12. What over-the-counter (OTC) medicines and drugs are FSA/HSA eligible?

These items typically require a valid prescription from your doctor in order to be FSA/HSA eligible. Some items, like allergy, sinus, cold and flu products are now eligible for purchase without a prescription.

  • Acid controllers

  • Acne medicine

  • Aids for indigestion

  • Allergy and sinus medicine

  • Antidiarrheal medicine

  • Baby-rash ointment

  • Cold and flu medicine

  • Eye drops

  • Feminine antifungal or anti-itch products

  • Hemorrhoid treatment

  • Laxatives or stool softeners

  • Lice treatments

  • Motion sickness medicines

  • Nasal sprays or drops

  • Ointments for cuts, burns, or rashes

  • Pain relievers, such as aspirin or ibuprofen

  • Sleep aids

  • Stomach remedies

13. What OTC supplies are FSA/HSA eligible?

These items usually do not require any documentation from your doctor in order to be FSA/HSA eligible.

  • Bandages (adhesive or elastic)

  • Braces and supports

  • Catheters

  • Condoms

  • Contact lens solution and supplies

  • Crutches

  • Dentures and denture adhesives

  • Diagnostic tests and monitors

  • Elastic wraps

  • Feminine hygiene products

  • First aid supplies

  • Insulin

  • Ostomy products

  • Pregnancy tests

  • Reading glasses

  • Walkers, wheelchairs, or canes

Disclaimer: Keep in mind that the list of approved FSA/HSA items is maintained by the IRS and may change at any time. This list provided by AuBurn Pharmacy - Lebo is not a substitute for checking your plan documentation.
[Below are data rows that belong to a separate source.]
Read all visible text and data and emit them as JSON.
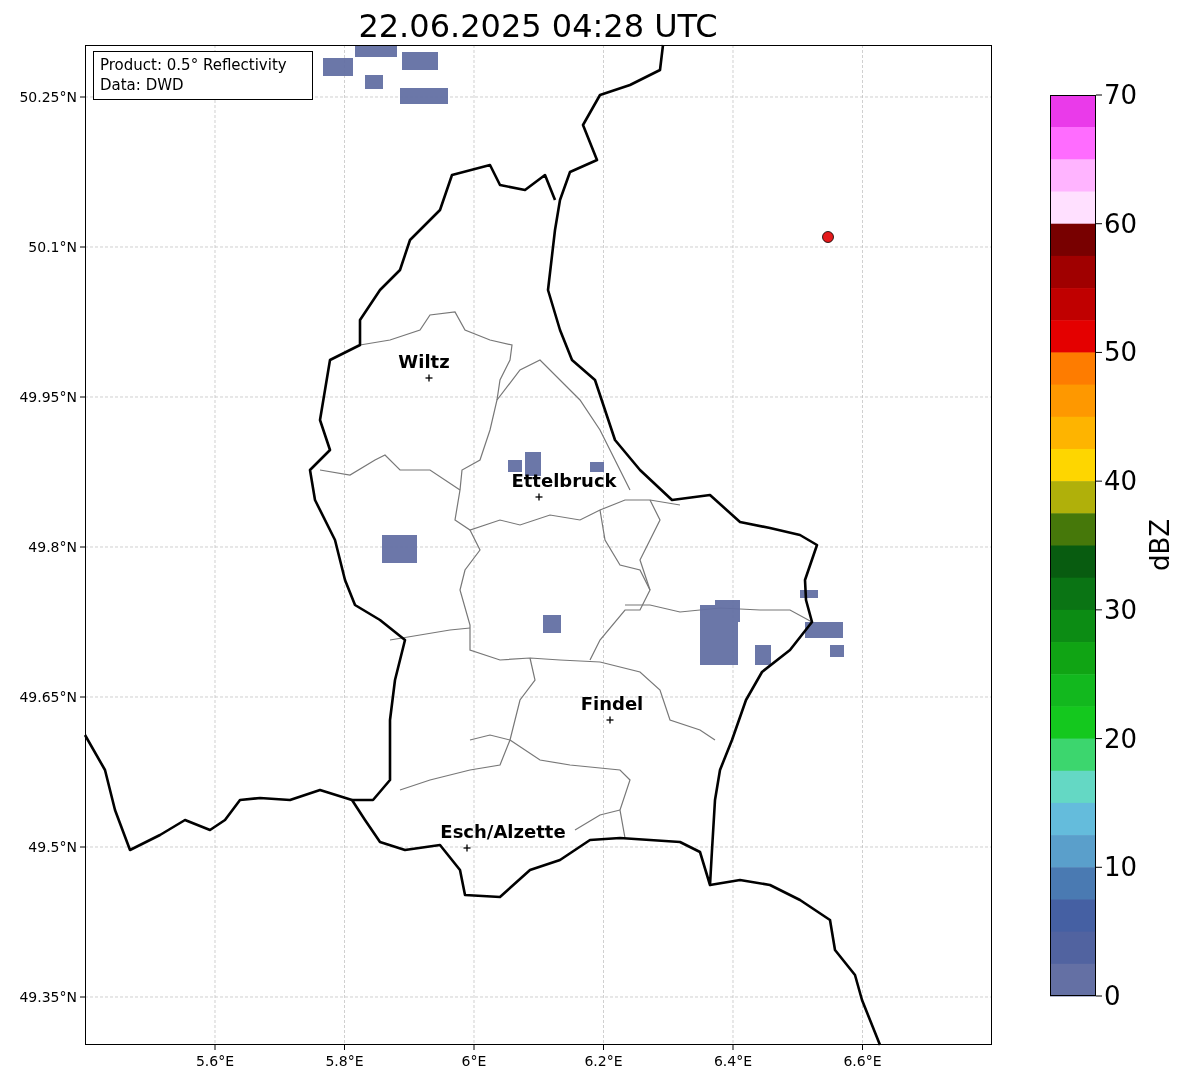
{
  "title": "22.06.2025 04:28 UTC",
  "info_box": {
    "lines": [
      "Product: 0.5° Reflectivity",
      "Data: DWD"
    ]
  },
  "map": {
    "lon_ticks": [
      "5.6°E",
      "5.8°E",
      "6°E",
      "6.2°E",
      "6.4°E",
      "6.6°E"
    ],
    "lat_ticks": [
      "50.25°N",
      "50.1°N",
      "49.95°N",
      "49.8°N",
      "49.65°N",
      "49.5°N",
      "49.35°N"
    ],
    "cities": [
      {
        "name": "Wiltz"
      },
      {
        "name": "Ettelbruck"
      },
      {
        "name": "Findel"
      },
      {
        "name": "Esch/Alzette"
      }
    ],
    "radar_site": {
      "color": "#e41a1c"
    }
  },
  "colorbar": {
    "label": "dBZ",
    "ticks": [
      "70",
      "60",
      "50",
      "40",
      "30",
      "20",
      "10",
      "0"
    ],
    "segments": [
      {
        "color": "#ea3aea"
      },
      {
        "color": "#ff6cff"
      },
      {
        "color": "#ffb4ff"
      },
      {
        "color": "#ffe0ff"
      },
      {
        "color": "#780000"
      },
      {
        "color": "#a00000"
      },
      {
        "color": "#c00000"
      },
      {
        "color": "#e40000"
      },
      {
        "color": "#fe7c00"
      },
      {
        "color": "#fe9800"
      },
      {
        "color": "#feb400"
      },
      {
        "color": "#fed600"
      },
      {
        "color": "#b0b00a"
      },
      {
        "color": "#46780a"
      },
      {
        "color": "#085c10"
      },
      {
        "color": "#0a7414"
      },
      {
        "color": "#0c8c14"
      },
      {
        "color": "#10a414"
      },
      {
        "color": "#12b81e"
      },
      {
        "color": "#14c81e"
      },
      {
        "color": "#3cd66e"
      },
      {
        "color": "#64d8c4"
      },
      {
        "color": "#64bcdc"
      },
      {
        "color": "#5a9fcb"
      },
      {
        "color": "#4a7ab2"
      },
      {
        "color": "#4560a3"
      },
      {
        "color": "#5163a0"
      },
      {
        "color": "#6470a4"
      }
    ]
  }
}
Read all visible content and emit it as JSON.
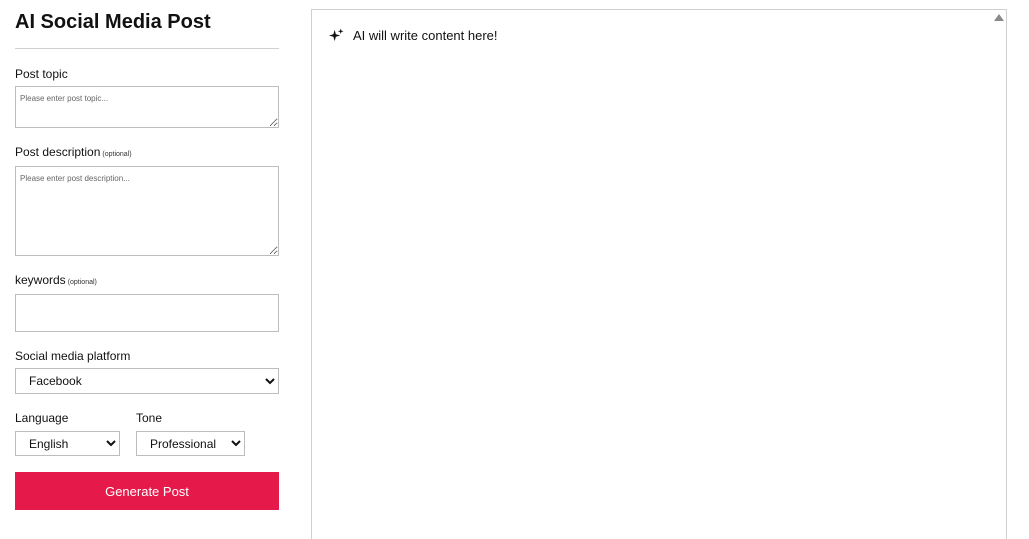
{
  "form": {
    "title": "AI Social Media Post",
    "topic": {
      "label": "Post topic",
      "placeholder": "Please enter post topic...",
      "value": ""
    },
    "description": {
      "label": "Post description",
      "optional": "(optional)",
      "placeholder": "Please enter post description...",
      "value": ""
    },
    "keywords": {
      "label": "keywords",
      "optional": "(optional)",
      "value": ""
    },
    "platform": {
      "label": "Social media platform",
      "selected": "Facebook"
    },
    "language": {
      "label": "Language",
      "selected": "English"
    },
    "tone": {
      "label": "Tone",
      "selected": "Professional"
    },
    "generate_label": "Generate Post"
  },
  "output": {
    "placeholder_text": "AI will write content here!",
    "icon": "sparkle-icon"
  },
  "colors": {
    "accent": "#e51a4b",
    "border": "#bdbdbd",
    "text": "#111111"
  }
}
If you have questions or concerns about FSA/HSA qualified expenses or how to get the most out of your FSA/HSA, don’t hesitate to ask your plan administrator for more information.